Abu Dhabi-based Emirates doesn’t have a firm date for when to expect delivery of its massive Boeing 777X order. The airline wants it, but the Airbus A350 and the 787 Dreamliner are both the picture, too. And eventually, these new giants will replace Emirates’ equally massive A380 fleet.
We’re already seen the differences between hub & spoke and point-to-point airline routing systems. Hub & spoke has been the traditional choice of flag carriers. The Airbus A380 based its development on the future of this system. Unfortunately for Airbus, that didn’t go as well as they hoped, with most airlines gradually moving to point-to-point. This was well before Emirates and others even thought of a 777X or other replacement to the existing 777.
Boeing saw this development coming a bit sooner, as demand for aircraft for direct, ‘skinny’ routes went up. But for a long time this development was far from a given. Point-to-point had been the old system before hub & spoke, after all. But eventually it became clear that smaller, longer-legged planes gave airlines more flexibility in route planning. It wasn’t that simple, because these complex routes also necessitated new, very powerful booking software systems. But this will be a subject of another article…
Boeing Plays It Safe
Boeing thus didn’t follow Airbus in the development of a rival aircraft to the A380. They introduced an upgraded, stretched and re-engined 747, because they knew it would sell to cargo operators. Which it did. And they already had the successful 777 selling well. With ETOPS giving the all-clear to twin-jets for long-haul operations, both manufacturers knew that this was the future. For Boeing, the 777X will be the upper limit in terms of airliner size, for the foreseeable future. Emirates and others know this, so they want it.
The limitations of the hub & spoke system didn’t really trouble Emirates. Ryanair’s Michael O’Leary has joked that low-cost carriers are “a one-trick pony”, in terms of aircraft types. Similarly, Emirates and other nearby carriers are one-trick ponies in terms of airport bases. And they have the authority to expand this one airport as much as they need to. This makes it the ideal hub in a hub & spoke system. And Emirates need big aircraft like the 777X, to use their airport base properly.
It is not a coincidence that the airline has the largest fleet of Airbus A380s in the world. And the largest Boeing 777 fleet in the world. Emirates now also has the largest order for Boeing 777X aircraft. Oh and the second and third biggest orders for the jet are from Qatar and Etihad. The Gulf-based airlines know that they depend on the hub & spoke system and are gathering the planes for it. And the great thing about the 777X is that for once, it won’t be “a one-trick pony” aircraft, just for them.
Emirates Wants The 777X To Have A Bigger Following
Probably the biggest problem for the Airbus A380 is that no American company bought it. And this, worryingly, has so far been the case for the 777X. Emirates and the other Gulf airlines will keep a keen eye on this. The inability of the A380 to penetrate the American market was one of the factors believed to have led to its downfall.

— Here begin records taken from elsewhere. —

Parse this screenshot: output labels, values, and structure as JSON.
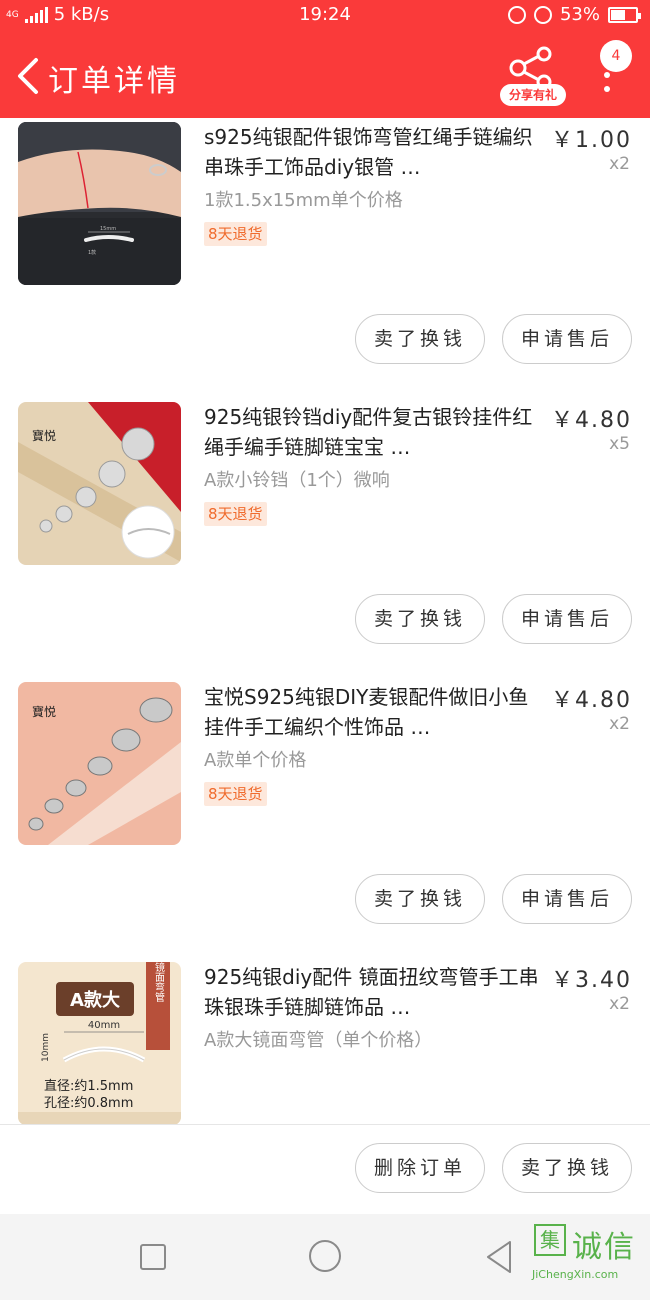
{
  "status_bar": {
    "network": "4G",
    "speed": "5 kB/s",
    "time": "19:24",
    "battery": "53%",
    "battery_level": 0.53
  },
  "header": {
    "title": "订单详情",
    "share_label": "分享有礼",
    "notification_count": "4"
  },
  "items": [
    {
      "title": "s925纯银配件银饰弯管红绳手链编织串珠手工饰品diy银管 …",
      "price": "￥1.00",
      "qty": "x2",
      "spec": "1款1.5x15mm单个价格",
      "tag": "8天退货",
      "buttons": [
        "卖了换钱",
        "申请售后"
      ]
    },
    {
      "title": "925纯银铃铛diy配件复古银铃挂件红绳手编手链脚链宝宝 …",
      "price": "￥4.80",
      "qty": "x5",
      "spec": "A款小铃铛（1个）微响",
      "tag": "8天退货",
      "buttons": [
        "卖了换钱",
        "申请售后"
      ]
    },
    {
      "title": "宝悦S925纯银DIY麦银配件做旧小鱼挂件手工编织个性饰品 …",
      "price": "￥4.80",
      "qty": "x2",
      "spec": "A款单个价格",
      "tag": "8天退货",
      "buttons": [
        "卖了换钱",
        "申请售后"
      ]
    },
    {
      "title": "925纯银diy配件 镜面扭纹弯管手工串珠银珠手链脚链饰品 …",
      "price": "￥3.40",
      "qty": "x2",
      "spec": "A款大镜面弯管（单个价格）",
      "tag": "",
      "buttons": []
    }
  ],
  "thumbs": {
    "item1_label": "1款",
    "item1_dim": "15mm",
    "item2_brand": "寶悦",
    "item3_brand": "寶悦",
    "item4": {
      "badge": "A款大",
      "side": "镜面弯管",
      "width": "40mm",
      "height": "10mm",
      "diameter": "直径:约1.5mm",
      "hole": "孔径:约0.8mm"
    }
  },
  "action_bar": {
    "delete_label": "删除订单",
    "sell_label": "卖了换钱"
  },
  "watermark": {
    "box": "集",
    "text": "诚信",
    "url": "JiChengXin.com"
  },
  "colors": {
    "brand_red": "#fa3a3a",
    "tag_orange": "#f06b2d",
    "watermark_green": "#59b24b"
  }
}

United Airlines and Delta have both bought the Airbus A350, the closest-sized aircraft Airbus has to the 777X. And in general, the Boeing already has orders to keep it going for some time. More orders should come in the next 2-3 years, once 2020 goes away and the 777X actually gets certified. And goes into service – something Emirates is keen to see. American operators certainly have a lot of 777s to replace. But for a few years at least, they may consider replacing them with smaller aircraft.
Emirates 777X Deliveries
Again, the aircraft doesn’t have the limited prospects of four-engined behemoths. While it is a behemoth itself, Emirates and the other Gulf-based airlines know that the 777X has good long-term potential. But they need it. Emirates President Tim Clark says that the airline is in the dark, as far as a timing for 777X deliveries. The situation is not urgent, given the slowdown and that massive fleet of A380s, of course.
As frustrating as this lack of 777X information is, Emirates and others are once bitten, twice shy. They know that Boeing is getting through some difficulties with the MAX and now Covid-19. Along with other Gulf airlines they ended up being the sole users (almost) of the A380. They don’t want a repeat of that.
Emirates have also ordered the Airbus A350. And with a 2023 arrival, it’s in with a chance to beat the 777X’s entry into service. Emirates could handle this, but it would look quite bad for Boeing…
All pictures by Emirates
Spyros Georgilidakis has degrees in Business Enterprise and Management. He has 14 years of experience in the hospitality and travel industries, along with a passion for all-things-aviation and travel logistics. He is also an experienced writer and editor for on-line publications, and a licensed professional drone pilot.